Use when the square directly above the mountain contains either grass or another mountain.
Use on grass and mountain squares which are directly above a mountain. The pink part is transparent.
This second technique is for any objects of a generally linear nature, which can occupy several tiles - eg. roads, walls, etc. Again taking Advance Wars as our example, roads may comprise up to 16 different types of tile (you'll just have to take my word for that though). Manually choosing the exact road tile to place each time would be really annoying.
As with the mountains, the correct choice of road tile is determined by the other tiles around it, and is quite easily found. In this case, it is the four directly adjacent tiles which are of importance. We'll look at each road tile in turn, and repeat the following procedure:
1. Is the tile directly above also a road tile? If so, add 1 to our tile's animation direction.
2. Is the tile directly to the right also a road tile? If so, add 2 to our tile's animation direction.
3. Is the tile directly beneath also a road tile? If so, add 4 to our tile's animation direction (note that we are doubling the amount to add each time, not just adding 1)
4. Is the tile directly to the left also a road tile? If so, add 8 to our tile's animation direction.
Now for this to work, it is essential that the tile directions match the picture below. The numbers correspond to the animation direction value. All of this should be fastlooped, making it virtually instantaneous.

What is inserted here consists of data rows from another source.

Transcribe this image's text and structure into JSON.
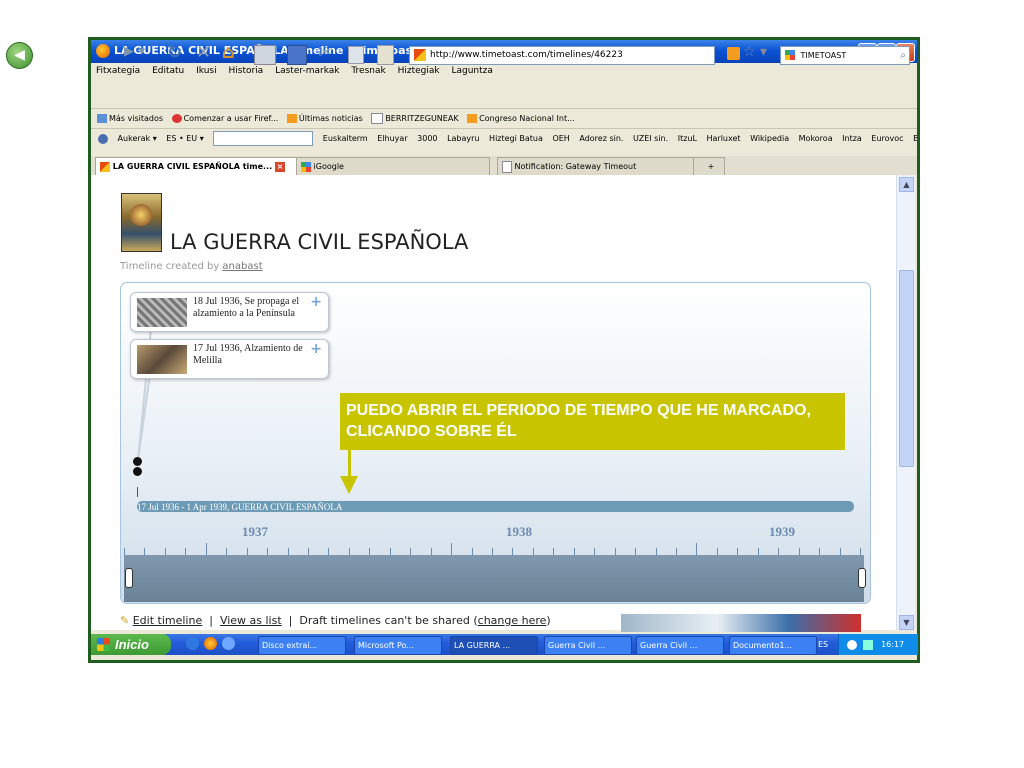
{
  "window": {
    "title": "LA GUERRA CIVIL ESPAÑOLA timeline | Timetoast - Mozilla Firefox",
    "min": "_",
    "max": "□",
    "close": "×"
  },
  "menu": [
    "Fitxategia",
    "Editatu",
    "Ikusi",
    "Historia",
    "Laster-markak",
    "Tresnak",
    "Hiztegiak",
    "Laguntza"
  ],
  "nav": {
    "url": "http://www.timetoast.com/timelines/46223",
    "search_engine": "TIMETOAST"
  },
  "bookmarks": [
    "Más visitados",
    "Comenzar a usar Firef...",
    "Últimas noticias",
    "BERRITZEGUNEAK",
    "Congreso Nacional Int..."
  ],
  "toolbar2": {
    "left_items": [
      "Aukerak ▾",
      "ES • EU ▾"
    ],
    "right_items": [
      "Euskalterm",
      "Elhuyar",
      "3000",
      "Labayru",
      "Hiztegi Batua",
      "OEH",
      "Adorez sin.",
      "UZEI sin.",
      "ItzuL",
      "Harluxet",
      "Wikipedia",
      "Mokoroa",
      "Intza",
      "Eurovoc",
      "Bi"
    ]
  },
  "tabs": [
    "LA GUERRA CIVIL ESPAÑOLA time...",
    "iGoogle",
    "Notification: Gateway Timeout"
  ],
  "page": {
    "title": "LA GUERRA CIVIL ESPAÑOLA",
    "created_prefix": "Timeline created by",
    "author": "anabast"
  },
  "events": [
    "18 Jul 1936, Se propaga el alzamiento a la Península",
    "17 Jul 1936, Alzamiento de Melilla"
  ],
  "callout": "PUEDO ABRIR EL PERIODO DE TIEMPO QUE HE MARCADO, CLICANDO SOBRE ÉL",
  "period_label": "17 Jul 1936 - 1 Apr 1939, GUERRA CIVIL ESPAÑOLA",
  "years": [
    "1937",
    "1938",
    "1939"
  ],
  "footer": {
    "edit": "Edit timeline",
    "view": "View as list",
    "draft": "Draft timelines can't be shared (",
    "change": "change here",
    "close_paren": ")"
  },
  "taskbar": {
    "start": "Inicio",
    "tasks": [
      "Disco extraí...",
      "Microsoft Po...",
      "LA GUERRA ...",
      "Guerra Civil ...",
      "Guerra Civil ...",
      "Documento1..."
    ],
    "lang": "ES",
    "time": "16:17"
  },
  "colors": {
    "callout": "#c8c400",
    "period_bar": "#6d9bb6",
    "title_bar": "#0a54d4"
  }
}
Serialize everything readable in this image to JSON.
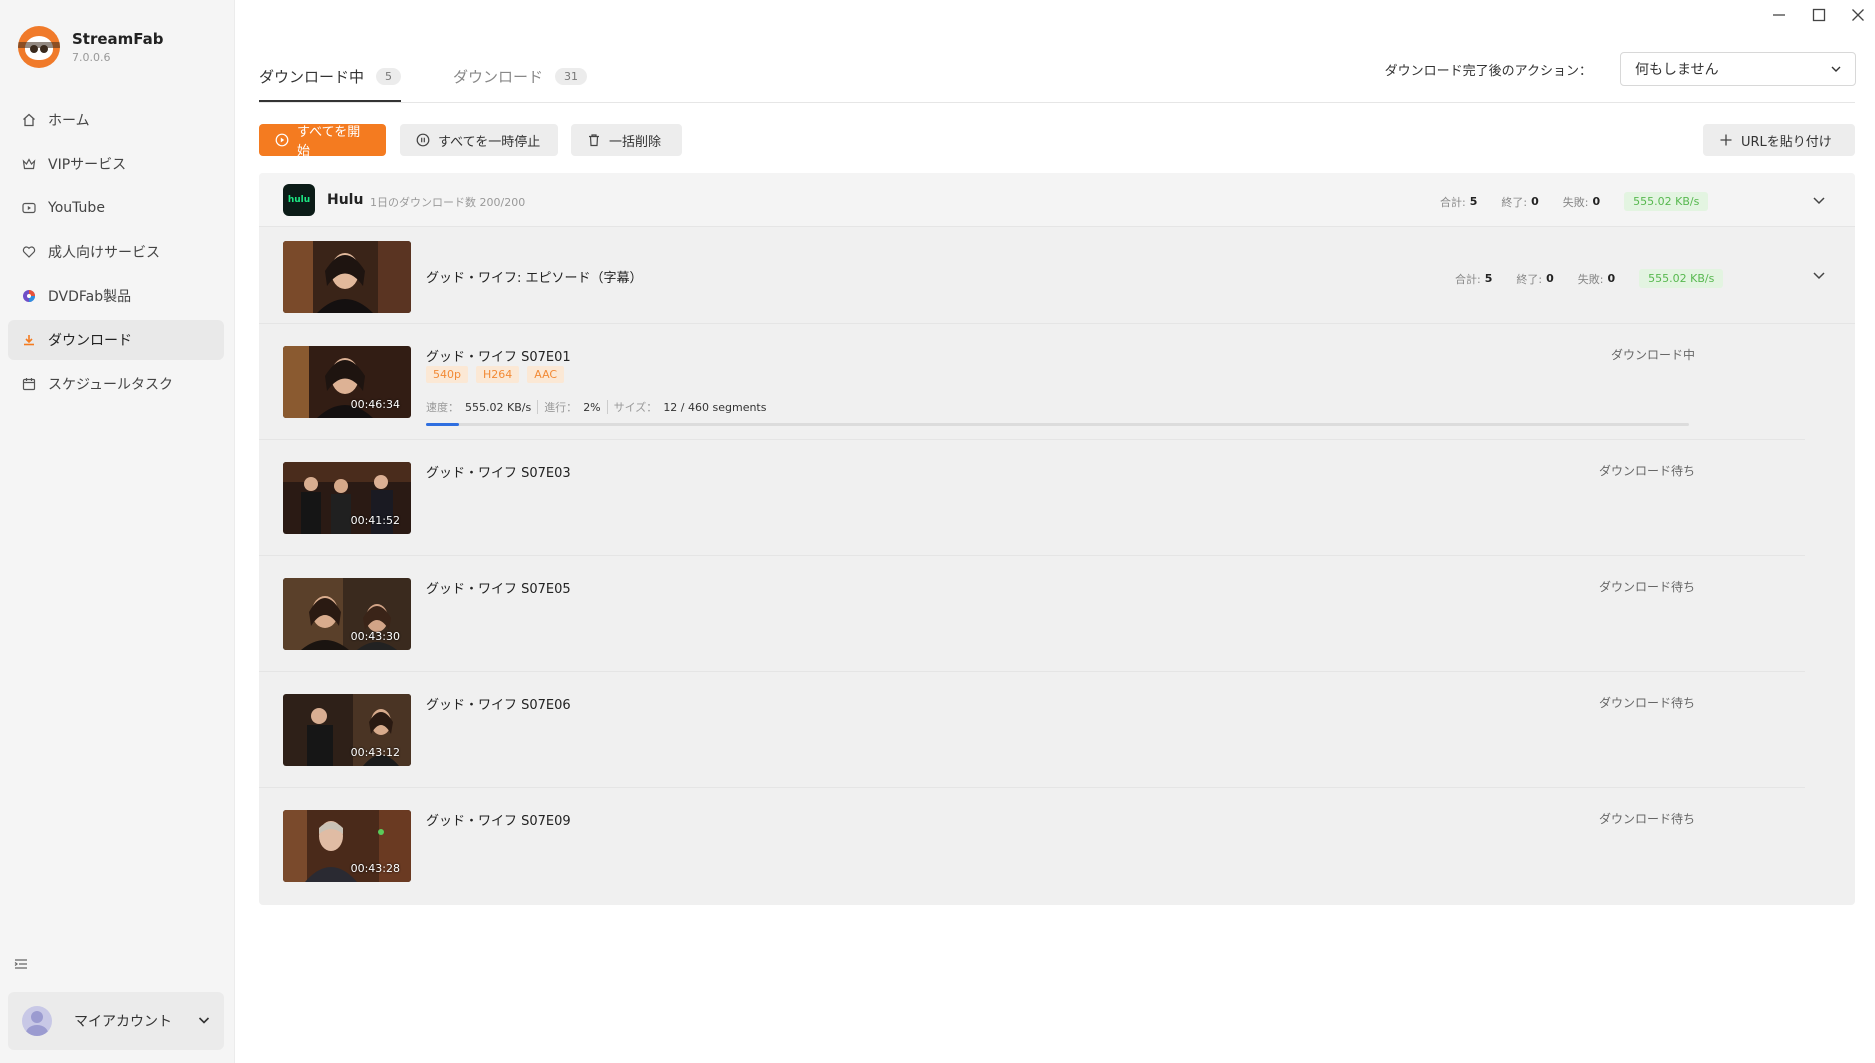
{
  "app": {
    "name": "StreamFab",
    "version": "7.0.0.6"
  },
  "sidebar": {
    "items": [
      {
        "label": "ホーム",
        "icon": "home-icon"
      },
      {
        "label": "VIPサービス",
        "icon": "crown-icon"
      },
      {
        "label": "YouTube",
        "icon": "youtube-icon"
      },
      {
        "label": "成人向けサービス",
        "icon": "heart-icon"
      },
      {
        "label": "DVDFab製品",
        "icon": "dvdfab-icon"
      },
      {
        "label": "ダウンロード",
        "icon": "download-icon"
      },
      {
        "label": "スケジュールタスク",
        "icon": "calendar-icon"
      }
    ],
    "active_index": 5,
    "account_label": "マイアカウント"
  },
  "tabs": [
    {
      "label": "ダウンロード中",
      "count": "5"
    },
    {
      "label": "ダウンロード",
      "count": "31"
    }
  ],
  "after_action": {
    "label": "ダウンロード完了後のアクション：",
    "value": "何もしません"
  },
  "toolbar": {
    "start_all": "すべてを開始",
    "pause_all": "すべてを一時停止",
    "delete_all": "一括削除",
    "paste_url": "URLを貼り付け"
  },
  "service": {
    "name": "Hulu",
    "logo_text": "hulu",
    "quota": "1日のダウンロード数 200/200",
    "stats": {
      "total_label": "合計:",
      "total": "5",
      "done_label": "終了:",
      "done": "0",
      "fail_label": "失敗:",
      "fail": "0",
      "speed": "555.02 KB/s"
    }
  },
  "series": {
    "title": "グッド・ワイフ: エピソード（字幕）",
    "stats": {
      "total_label": "合計:",
      "total": "5",
      "done_label": "終了:",
      "done": "0",
      "fail_label": "失敗:",
      "fail": "0",
      "speed": "555.02 KB/s"
    }
  },
  "episodes": [
    {
      "title": "グッド・ワイフ S07E01",
      "duration": "00:46:34",
      "status": "ダウンロード中",
      "tags": [
        "540p",
        "H264",
        "AAC"
      ],
      "progress": {
        "speed_label": "速度：",
        "speed": "555.02 KB/s",
        "progress_label": "進行：",
        "progress": "2%",
        "size_label": "サイズ：",
        "size": "12 / 460 segments",
        "fraction": 0.026
      }
    },
    {
      "title": "グッド・ワイフ S07E03",
      "duration": "00:41:52",
      "status": "ダウンロード待ち"
    },
    {
      "title": "グッド・ワイフ S07E05",
      "duration": "00:43:30",
      "status": "ダウンロード待ち"
    },
    {
      "title": "グッド・ワイフ S07E06",
      "duration": "00:43:12",
      "status": "ダウンロード待ち"
    },
    {
      "title": "グッド・ワイフ S07E09",
      "duration": "00:43:28",
      "status": "ダウンロード待ち"
    }
  ],
  "colors": {
    "accent": "#f47b20",
    "progress": "#2f6fe0",
    "speed_text": "#57b84f",
    "tag_text": "#f28a36"
  }
}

The final technique is for creating smooth boundaries between areas of different types of tile. It works in much the same way, but is a little more complicated.
Taking Advance Wars as our example yet again, the sea may comprise up to 256 different types of tile (you're just gonna have to take my word for it though). Not only would it be a major headache trying to manually choose the correct tile to use out of all those, but it would be pretty tiring even creating that many tiles.

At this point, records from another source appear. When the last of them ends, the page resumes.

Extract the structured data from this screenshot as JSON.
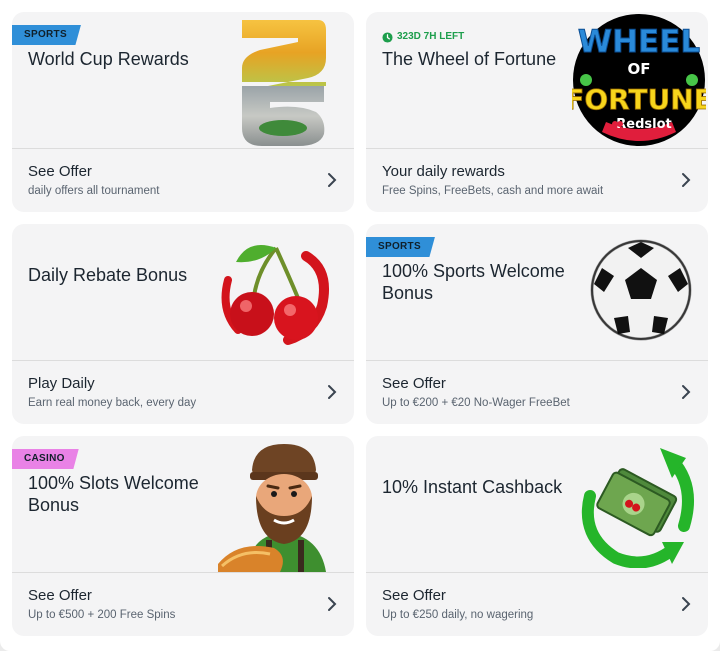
{
  "cards": [
    {
      "badge": "SPORTS",
      "title": "World Cup Rewards",
      "cta": "See Offer",
      "sub": "daily offers all tournament",
      "art": "world-cup-26-image",
      "art_text": "26"
    },
    {
      "timer": "323D 7H LEFT",
      "title": "The Wheel of Fortune",
      "cta": "Your daily rewards",
      "sub": "Free Spins, FreeBets, cash and more await",
      "art": "wheel-of-fortune-logo",
      "logo_line1": "WHEEL",
      "logo_line2": "OF",
      "logo_line3": "FORTUNE",
      "logo_brand": "Redslot"
    },
    {
      "title": "Daily Rebate Bonus",
      "cta": "Play Daily",
      "sub": "Earn real money back, every day",
      "art": "cherries-icon"
    },
    {
      "badge": "SPORTS",
      "title": "100% Sports Welcome Bonus",
      "cta": "See Offer",
      "sub": "Up to €200 + €20 No-Wager FreeBet",
      "art": "soccer-ball-icon"
    },
    {
      "badge": "CASINO",
      "title": "100% Slots Welcome Bonus",
      "cta": "See Offer",
      "sub": "Up to €500 + 200 Free Spins",
      "art": "bearded-lumberjack-mascot"
    },
    {
      "title": "10% Instant Cashback",
      "cta": "See Offer",
      "sub": "Up to €250 daily, no wagering",
      "art": "cashback-money-icon"
    }
  ],
  "colors": {
    "sports_badge": "#2f8fd8",
    "casino_badge": "#e982e6",
    "timer": "#1d9e4c",
    "card_bg": "#f4f4f5"
  }
}
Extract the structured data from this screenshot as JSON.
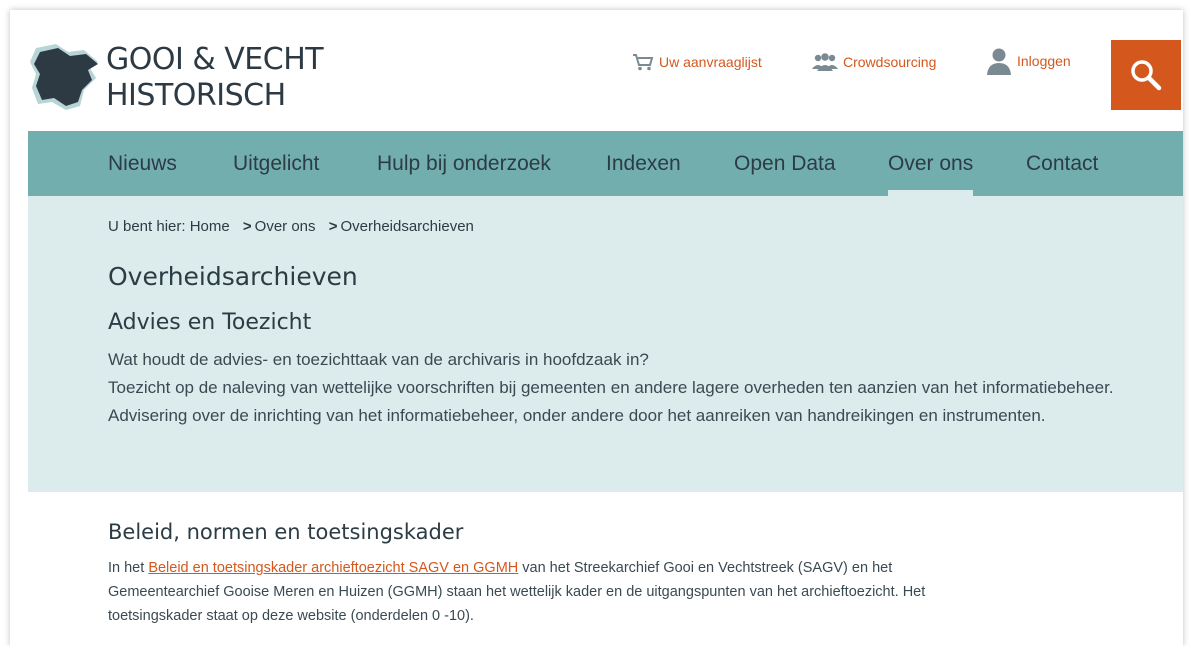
{
  "logo": {
    "line1": "GOOI & VECHT",
    "line2": "HISTORISCH"
  },
  "top_links": {
    "aanvraaglijst": "Uw aanvraaglijst",
    "crowdsourcing": "Crowdsourcing",
    "inloggen": "Inloggen"
  },
  "nav": {
    "items": [
      "Nieuws",
      "Uitgelicht",
      "Hulp bij onderzoek",
      "Indexen",
      "Open Data",
      "Over ons",
      "Contact"
    ],
    "active": "Over ons"
  },
  "breadcrumb": {
    "prefix": "U bent hier:",
    "items": [
      "Home",
      "Over ons",
      "Overheidsarchieven"
    ],
    "separator": ">"
  },
  "page_title": "Overheidsarchieven",
  "section1": {
    "heading": "Advies en Toezicht",
    "question": "Wat houdt de advies- en toezichttaak van de archivaris in hoofdzaak in?",
    "answer": "Toezicht op de naleving van wettelijke voorschriften bij gemeenten en andere lagere overheden ten aanzien van het informatiebeheer. Advisering over de inrichting van het informatiebeheer, onder andere door het aanreiken van handreikingen en instrumenten."
  },
  "section2": {
    "heading": "Beleid, normen en toetsingskader",
    "text_before": "In het ",
    "link": "Beleid en toetsingskader archieftoezicht SAGV en GGMH",
    "text_after": " van het Streekarchief Gooi en Vechtstreek (SAGV) en het Gemeentearchief Gooise Meren en Huizen (GGMH) staan het wettelijk kader en de uitgangspunten van het archieftoezicht. Het toetsingskader staat op deze website (onderdelen 0 -10)."
  },
  "colors": {
    "accent": "#d4581e",
    "nav_bg": "#72aeae",
    "intro_bg": "#dcecec",
    "text": "#2c3c44"
  }
}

The solution? Well, we use two tiles for each grid cell. Each tile only needs 16 variations, and by overlapping them we can create the required 256 combinations. That means we now only need to make 1/8th as many tiles - cunning eh?
Let's start with the background tile. We'll look at each sea tile in turn, and repeat the following procedure:

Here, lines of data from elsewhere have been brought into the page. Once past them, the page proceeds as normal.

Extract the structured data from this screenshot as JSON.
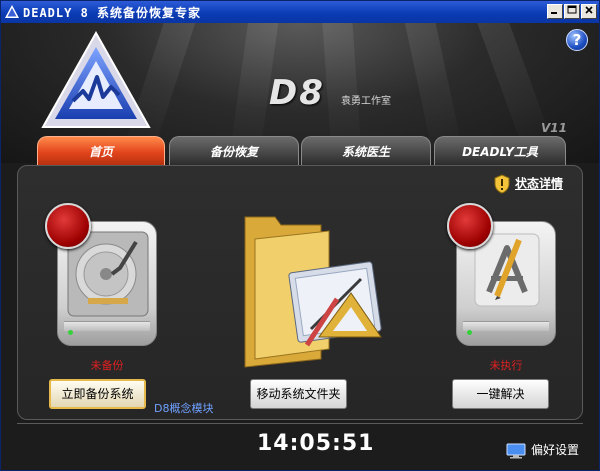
{
  "window": {
    "title": "DEADLY 8 系统备份恢复专家",
    "controls": [
      "minimize",
      "maximize",
      "close"
    ]
  },
  "header": {
    "brand": "D8",
    "studio": "袁勇工作室",
    "version": "V11"
  },
  "tabs": [
    {
      "label": "首页",
      "active": true
    },
    {
      "label": "备份恢复",
      "active": false
    },
    {
      "label": "系统医生",
      "active": false
    },
    {
      "label": "DEADLY工具",
      "active": false
    }
  ],
  "panel": {
    "status_link": "状态详情",
    "backup": {
      "status": "未备份",
      "button": "立即备份系统"
    },
    "module_link": "D8概念模块",
    "move": {
      "button": "移动系统文件夹"
    },
    "fix": {
      "status": "未执行",
      "button": "一键解决"
    }
  },
  "footer": {
    "clock": "14:05:51",
    "preferences": "偏好设置"
  },
  "colors": {
    "active_tab": "#e2451c",
    "status_red": "#e02020",
    "title_bar": "#0b3cb5"
  }
}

1. Is the tile directly up and left a land tile? If so add 1 to our tile's animation direction.
2. Is the tile directly up and right a land tile? If so add 2 to our tile's animation direction.
3. Is the tile directly down and right a land tile? If so add 4 to our tile's animation direction.
4. Is the tile directly down and left a land tile? If so add 8 to our tile's animation direction.
Again, the tile directions must match the picture below.
Next, we'll create another tile overlapping each of our original sea tiles. We'll again look at each tile in turn, and consider the following:
1. Is the tile directly to the left a land tile? If so, add 1 to our tile's animation direction.
2. Is the tile directly above a land tile? If so, add 2 to our tile's animation direction.
3. Is the tile directly to the right a land tile? If so, add 4 to our tile's animation direction.
4. Is the tile directly beneath a land tile? If so, add 8 to our tile's animation direction.
Again, the tile directions must match the picture below. Note that the part shown in pink should be transparent, revealing part of the other tile beneath. Take a look at the example file (link at top of page) to see how this method actually works in practice.
If you wanted to update the tiles in realtime, you could quite easily do so. This would require only that you recheck the 8 squares adjoining the current square each time it is changed. It should be possible to do this using fastloops with minimal slowdown.
See? this is just what this site needs. Someone showing someone else how to make or draw games step by step. Very nice. No where else on the web that ive looked has ever done this step by step thing. 5 stars.